We had another employee at a different company who we fired for stealing from the company. She filed a sexual harassment complaint with the EEOC… not against me, thank God, but against some of our other employees. Of course, the charges were totally bogus. One of them was that she was out drinking one night after work with a bunch of her young fellow employees and someone said something offensive. Imagine that. The leap here is that my company is responsible for the speech of my employees when they are on their own time drinking in a bar? Yep, apparently so. It cost us a lot of money.

And let’s not forget product liability. I once dropped in on a friend that was baby-sitting her grand daughter who was a year old or so. It was a hot day and they had a “swimming pool” set up for the tyke. It had to be less than 4 feet in diameter and maybe 3 or 4 inches deep. Emblazoned on the tube was the following warning: “No Diving!!” Ya think?

If you make something some idiot will figure out a way to injure himself with it and sue you. The annual cost of torts on businesses in the US is something like $300 to $400 billion, depending on which study you prefer to believe. Clearly, that direct cost does not even consider the cost of defensive measures and both add to the cost of producing that widget making it less competitive with the foreign produced product. Congress has been passing these laws for years giving lawyers hunting licenses to sue companies. These lawsuits drive up costs and drive business owners absolutely nuts.

The loss of manufacturing jobs has been going on for years and is not going to be reversed overnight, if ever, in the US and other “developed” countries. However, there are some things that the new US Congress could do immediately that would help the situation in the near term.

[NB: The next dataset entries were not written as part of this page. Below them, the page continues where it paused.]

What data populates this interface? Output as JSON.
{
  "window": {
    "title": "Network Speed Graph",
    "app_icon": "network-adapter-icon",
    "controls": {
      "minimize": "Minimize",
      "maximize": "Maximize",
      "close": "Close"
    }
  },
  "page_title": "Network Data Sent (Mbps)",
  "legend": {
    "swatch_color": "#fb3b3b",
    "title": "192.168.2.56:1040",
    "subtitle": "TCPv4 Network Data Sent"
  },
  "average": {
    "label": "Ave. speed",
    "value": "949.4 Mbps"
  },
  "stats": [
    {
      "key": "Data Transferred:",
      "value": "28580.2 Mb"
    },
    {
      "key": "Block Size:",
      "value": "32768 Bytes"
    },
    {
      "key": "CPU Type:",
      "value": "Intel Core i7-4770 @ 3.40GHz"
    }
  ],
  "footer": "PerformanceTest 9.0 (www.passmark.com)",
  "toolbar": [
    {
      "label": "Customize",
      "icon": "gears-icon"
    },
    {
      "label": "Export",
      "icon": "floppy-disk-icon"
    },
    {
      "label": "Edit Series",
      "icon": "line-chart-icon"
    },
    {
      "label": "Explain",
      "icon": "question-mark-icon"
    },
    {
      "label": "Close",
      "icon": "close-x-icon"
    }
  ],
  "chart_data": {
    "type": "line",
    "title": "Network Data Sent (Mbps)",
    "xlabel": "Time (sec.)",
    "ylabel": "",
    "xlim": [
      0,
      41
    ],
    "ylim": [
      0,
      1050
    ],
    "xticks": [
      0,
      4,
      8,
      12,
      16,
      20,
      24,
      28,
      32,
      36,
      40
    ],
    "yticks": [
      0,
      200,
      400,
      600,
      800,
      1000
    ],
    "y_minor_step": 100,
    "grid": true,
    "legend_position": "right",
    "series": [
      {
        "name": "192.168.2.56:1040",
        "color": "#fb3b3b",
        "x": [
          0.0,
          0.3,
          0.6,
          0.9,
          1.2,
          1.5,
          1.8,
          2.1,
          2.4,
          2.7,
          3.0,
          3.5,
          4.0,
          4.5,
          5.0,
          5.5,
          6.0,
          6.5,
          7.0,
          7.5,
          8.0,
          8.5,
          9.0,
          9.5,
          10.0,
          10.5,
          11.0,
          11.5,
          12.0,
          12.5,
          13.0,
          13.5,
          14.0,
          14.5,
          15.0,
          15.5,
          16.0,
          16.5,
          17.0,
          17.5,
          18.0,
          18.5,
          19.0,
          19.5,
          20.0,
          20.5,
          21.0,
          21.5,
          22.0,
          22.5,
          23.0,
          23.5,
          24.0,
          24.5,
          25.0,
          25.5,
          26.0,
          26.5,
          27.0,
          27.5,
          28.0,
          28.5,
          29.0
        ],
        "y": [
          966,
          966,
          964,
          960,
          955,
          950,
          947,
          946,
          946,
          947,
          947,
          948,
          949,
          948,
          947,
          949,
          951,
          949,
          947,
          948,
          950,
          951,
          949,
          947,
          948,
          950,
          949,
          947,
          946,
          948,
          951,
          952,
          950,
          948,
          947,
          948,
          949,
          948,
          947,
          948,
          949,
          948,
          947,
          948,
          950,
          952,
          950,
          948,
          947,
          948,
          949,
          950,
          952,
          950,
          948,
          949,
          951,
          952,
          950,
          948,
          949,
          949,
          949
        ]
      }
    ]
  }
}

1). Ratify the free trade agreements with Columbia, S. Korea and Malaysia that were negotiated during the Bush Administration. The Democrats have been sitting on these agreements for two years as payback to the labor unions that object because… well, they object and the environmentalists object because that’s what they do. The US Chamber of Commerce estimates that the S. Korea agreement alone is second only in importance to NAFTA and could create 345,000 jobs.

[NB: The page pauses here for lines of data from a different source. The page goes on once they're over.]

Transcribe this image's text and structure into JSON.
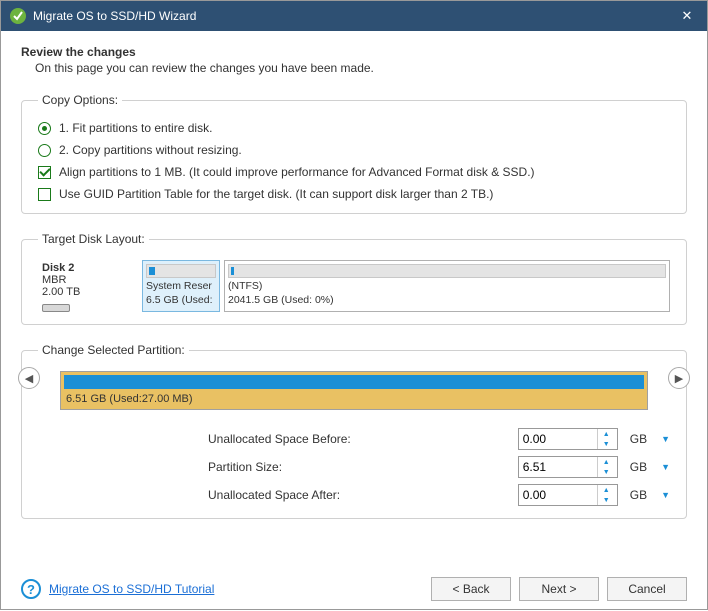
{
  "window": {
    "title": "Migrate OS to SSD/HD Wizard"
  },
  "header": {
    "title": "Review the changes",
    "subtitle": "On this page you can review the changes you have been made."
  },
  "copy_options": {
    "legend": "Copy Options:",
    "radio1": "1. Fit partitions to entire disk.",
    "radio2": "2. Copy partitions without resizing.",
    "check1": "Align partitions to 1 MB.  (It could improve performance for Advanced Format disk & SSD.)",
    "check2": "Use GUID Partition Table for the target disk. (It can support disk larger than 2 TB.)"
  },
  "target_layout": {
    "legend": "Target Disk Layout:",
    "disk": {
      "name": "Disk 2",
      "type": "MBR",
      "size": "2.00 TB"
    },
    "part1": {
      "name": "System Reser",
      "detail": "6.5 GB (Used:"
    },
    "part2": {
      "name": "(NTFS)",
      "detail": "2041.5 GB (Used: 0%)"
    }
  },
  "change_partition": {
    "legend": "Change Selected Partition:",
    "label": "6.51 GB (Used:27.00 MB)"
  },
  "form": {
    "before_label": "Unallocated Space Before:",
    "before_value": "0.00",
    "size_label": "Partition Size:",
    "size_value": "6.51",
    "after_label": "Unallocated Space After:",
    "after_value": "0.00",
    "unit": "GB"
  },
  "footer": {
    "tutorial": "Migrate OS to SSD/HD Tutorial",
    "back": "< Back",
    "next": "Next >",
    "cancel": "Cancel"
  }
}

2). Extend the tax rates due to expire on January 1st for everyone. Keep the rates where they are for everyone and forget the class warfare shit. Not increasing capital gains and dividend taxes alone will be beneficial, not to mention eliminating uncertainty.

3). US international corporations are sitting on some $400 billion in cash in their foreign subsidiaries. If they bring it back to the US they get whacked for 35%, so in the past they have been reinvesting that in further foreign expansion. The Democrats want to tax that cash whether they bring it back or not. Instead, I suggest that they offer a limited time window for them to repatriate that money at a very low rate… say 5%. That would encourage a flood of new capital back into the US.

4). They should immediately lift the defacto moratorium on deep water drilling imposed by the Obama Administration. The have ostensibly lifted the ban but in fact have issued no new permits. If they would start issuing permits again they could put a lot of people back to work immediately on the Gulf Coast.

None of the above addresses the long-term reforms that need to be accomplished to really restore an economic boom and create the eight million jobs that have been lost. That would include: serious tort reform; deep sixing Obamacare; reducing the corporate tax rate to 25%; taking a brutally sharp knife to spending and letting oil and coal start again on US soil. None of the long-term reforms can possibly happen until after 2012 and unless a conservative President gets elected along with more, many more, conservatives to Congress.


Filed under Jobs, Obama, Politics, Predictions